What the exercise asks — For each line of the data below that holds "JSON", copy the line.

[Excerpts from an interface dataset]
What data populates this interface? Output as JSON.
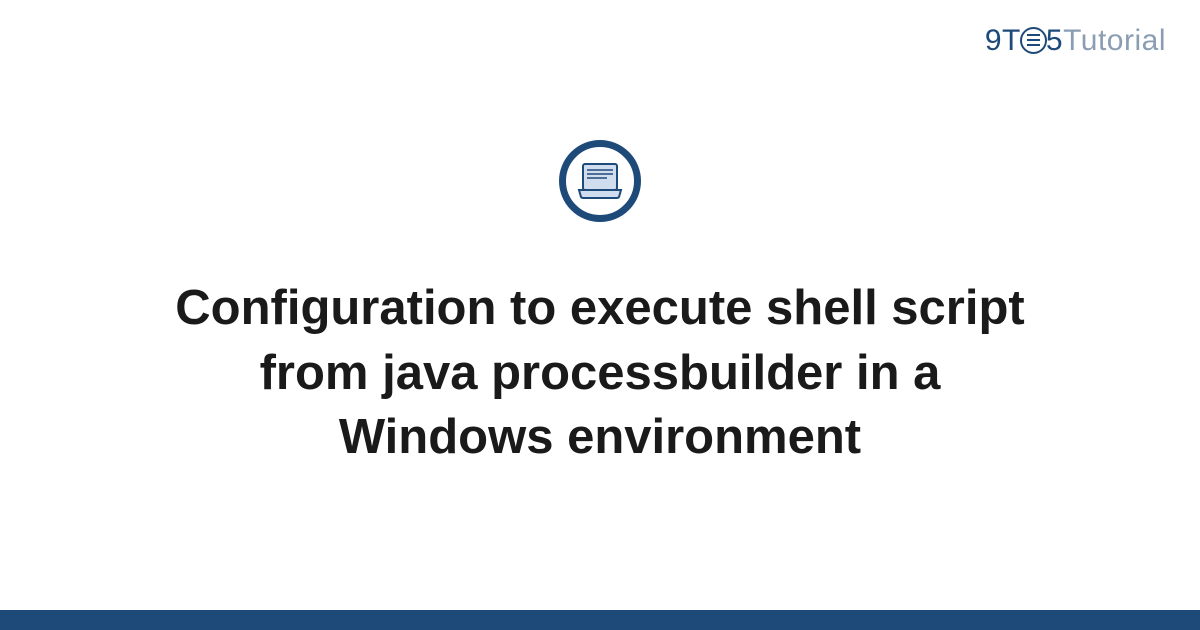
{
  "logo": {
    "part1": "9T",
    "part2": "5",
    "part3": "Tutorial"
  },
  "title": "Configuration to execute shell script from java processbuilder in a Windows environment",
  "colors": {
    "primary": "#1e4a7a",
    "secondary": "#8a9db3",
    "laptop_fill": "#d0ddef"
  }
}
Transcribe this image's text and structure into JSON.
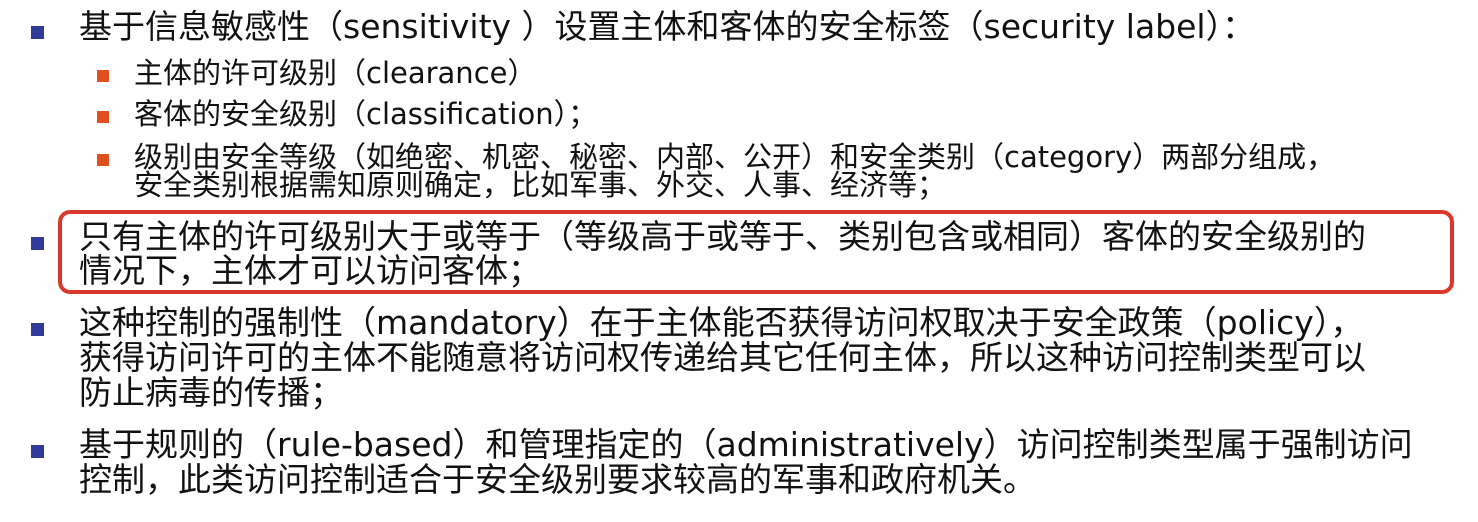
{
  "content": {
    "b1": {
      "line1": "基于信息敏感性（sensitivity ）设置主体和客体的安全标签（security label）："
    },
    "s1": {
      "line1": "主体的许可级别（clearance）"
    },
    "s2": {
      "line1": "客体的安全级别（classification）；"
    },
    "s3": {
      "line1": "级别由安全等级（如绝密、机密、秘密、内部、公开）和安全类别（category）两部分组成，",
      "line2": "安全类别根据需知原则确定，比如军事、外交、人事、经济等；"
    },
    "b2": {
      "line1": "只有主体的许可级别大于或等于（等级高于或等于、类别包含或相同）客体的安全级别的",
      "line2": "情况下，主体才可以访问客体；"
    },
    "b3": {
      "line1": "这种控制的强制性（mandatory）在于主体能否获得访问权取决于安全政策（policy），",
      "line2": "获得访问许可的主体不能随意将访问权传递给其它任何主体，所以这种访问控制类型可以",
      "line3": "防止病毒的传播；"
    },
    "b4": {
      "line1": "基于规则的（rule-based）和管理指定的（administratively）访问控制类型属于强制访问",
      "line2": "控制，此类访问控制适合于安全级别要求较高的军事和政府机关。"
    }
  },
  "colors": {
    "main_bullet": "#2f3a9a",
    "sub_bullet": "#e0501f",
    "highlight_border": "#d9372b",
    "text": "#111111"
  }
}
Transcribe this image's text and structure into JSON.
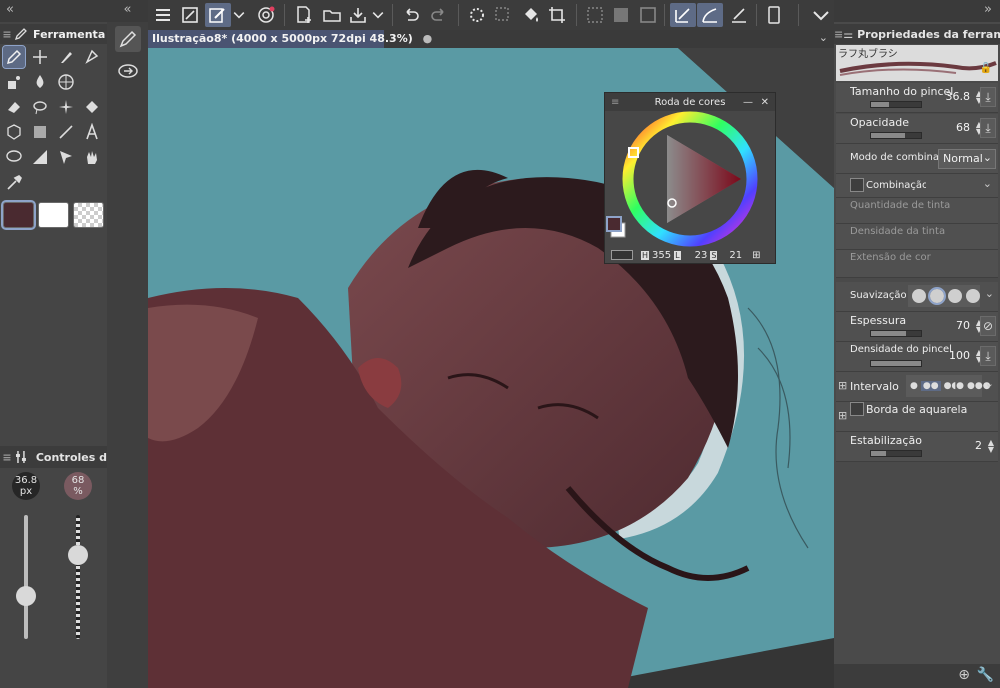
{
  "left_panel": {
    "tool_title": "Ferramenta",
    "controls_title": "Controles d",
    "brush_size": {
      "value": "36.8",
      "unit": "px",
      "fraction": 0.35
    },
    "opacity": {
      "value": "68",
      "unit": "%",
      "fraction": 0.68
    },
    "colors": {
      "main": "#4a2a30",
      "sub": "#ffffff"
    }
  },
  "document": {
    "tab_title": "Ilustração8* (4000 x 5000px 72dpi 48.3%)"
  },
  "color_wheel": {
    "title": "Roda de cores",
    "h_label": "H",
    "h_value": "355",
    "l_label": "L",
    "l_value": "23",
    "s_label": "S",
    "s_value": "21"
  },
  "properties": {
    "title": "Propriedades da ferramenta",
    "brush_name": "ラフ丸ブラシ",
    "items": {
      "brush_size": {
        "label": "Tamanho do pincel",
        "value": "36.8"
      },
      "opacity": {
        "label": "Opacidade",
        "value": "68"
      },
      "blend_mode": {
        "label": "Modo de combinação",
        "value": "Normal"
      },
      "color_blend": {
        "label": "Combinação de cor"
      },
      "paint_amount": {
        "label": "Quantidade de tinta"
      },
      "paint_density": {
        "label": "Densidade da tinta"
      },
      "color_stretch": {
        "label": "Extensão de cor"
      },
      "antialiasing": {
        "label": "Suavização de :"
      },
      "thickness": {
        "label": "Espessura",
        "value": "70"
      },
      "brush_density": {
        "label": "Densidade do pincel",
        "value": "100"
      },
      "interval": {
        "label": "Intervalo"
      },
      "watercolor_edge": {
        "label": "Borda de aquarela"
      },
      "stabilization": {
        "label": "Estabilização",
        "value": "2"
      }
    }
  },
  "colors": {
    "accent": "#5e6b86",
    "canvas_bg": "#5a9aa4",
    "skin": "#6b3a40"
  }
}
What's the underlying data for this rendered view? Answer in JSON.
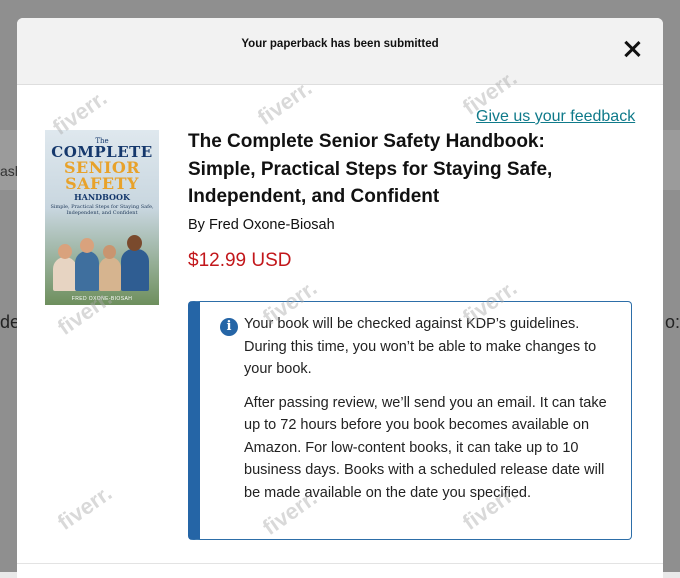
{
  "background": {
    "left_fragment_1": "ash",
    "left_fragment_2": "de",
    "right_fragment": "o:"
  },
  "modal": {
    "title": "Your paperback has been submitted",
    "close_icon": "close-icon",
    "feedback_link": "Give us your feedback"
  },
  "book": {
    "title": "The Complete Senior Safety Handbook: Simple, Practical Steps for Staying Safe, Independent, and Confident",
    "author": "By Fred Oxone-Biosah",
    "price": "$12.99 USD",
    "price_color": "#c2171b",
    "cover": {
      "line1": "The",
      "line2": "COMPLETE",
      "line3": "SENIOR",
      "line4": "SAFETY",
      "line5": "HANDBOOK",
      "subtitle": "Simple, Practical Steps for Staying Safe, Independent, and Confident",
      "author": "FRED OXONE-BIOSAH"
    }
  },
  "notice": {
    "icon": "info-icon",
    "accent_color": "#2565a6",
    "paragraph1": "Your book will be checked against KDP’s guidelines. During this time, you won’t be able to make changes to your book.",
    "paragraph2": "After passing review, we’ll send you an email. It can take up to 72 hours before you book becomes available on Amazon. For low-content books, it can take up to 10 business days. Books with a scheduled release date will be made available on the date you specified."
  },
  "watermark": {
    "text": "fiverr."
  }
}
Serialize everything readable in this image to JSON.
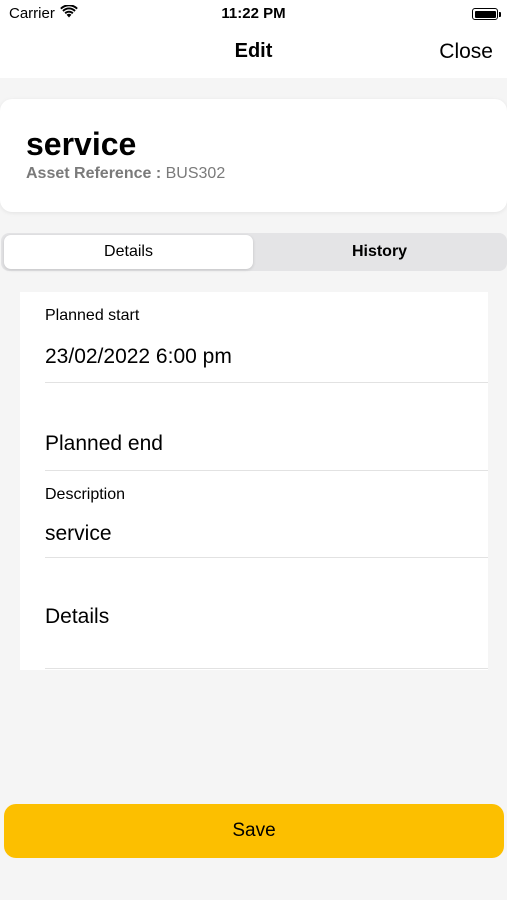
{
  "status_bar": {
    "carrier": "Carrier",
    "time": "11:22 PM",
    "icons": [
      "wifi-icon",
      "battery-icon"
    ]
  },
  "nav": {
    "title": "Edit",
    "close_label": "Close"
  },
  "header": {
    "title": "service",
    "asset_reference_label": "Asset Reference :",
    "asset_reference_value": "BUS302"
  },
  "tabs": [
    {
      "label": "Details",
      "selected": true
    },
    {
      "label": "History",
      "selected": false
    }
  ],
  "form": {
    "planned_start_label": "Planned start",
    "planned_start_value": "23/02/2022 6:00 pm",
    "planned_end_label": "Planned end",
    "description_label": "Description",
    "description_value": "service",
    "details_label": "Details"
  },
  "save_label": "Save",
  "colors": {
    "accent": "#fcbf00",
    "background": "#f5f5f5",
    "secondary_text": "#7a7a7a"
  }
}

Solved problem —
What data populates this interface? Output as JSON.
Transcribe this image's text and structure into JSON.
Transcribe this image's text and structure into JSON.
What's the underlying data for this rendered view? Answer in JSON.
Serialize everything readable in this image to JSON.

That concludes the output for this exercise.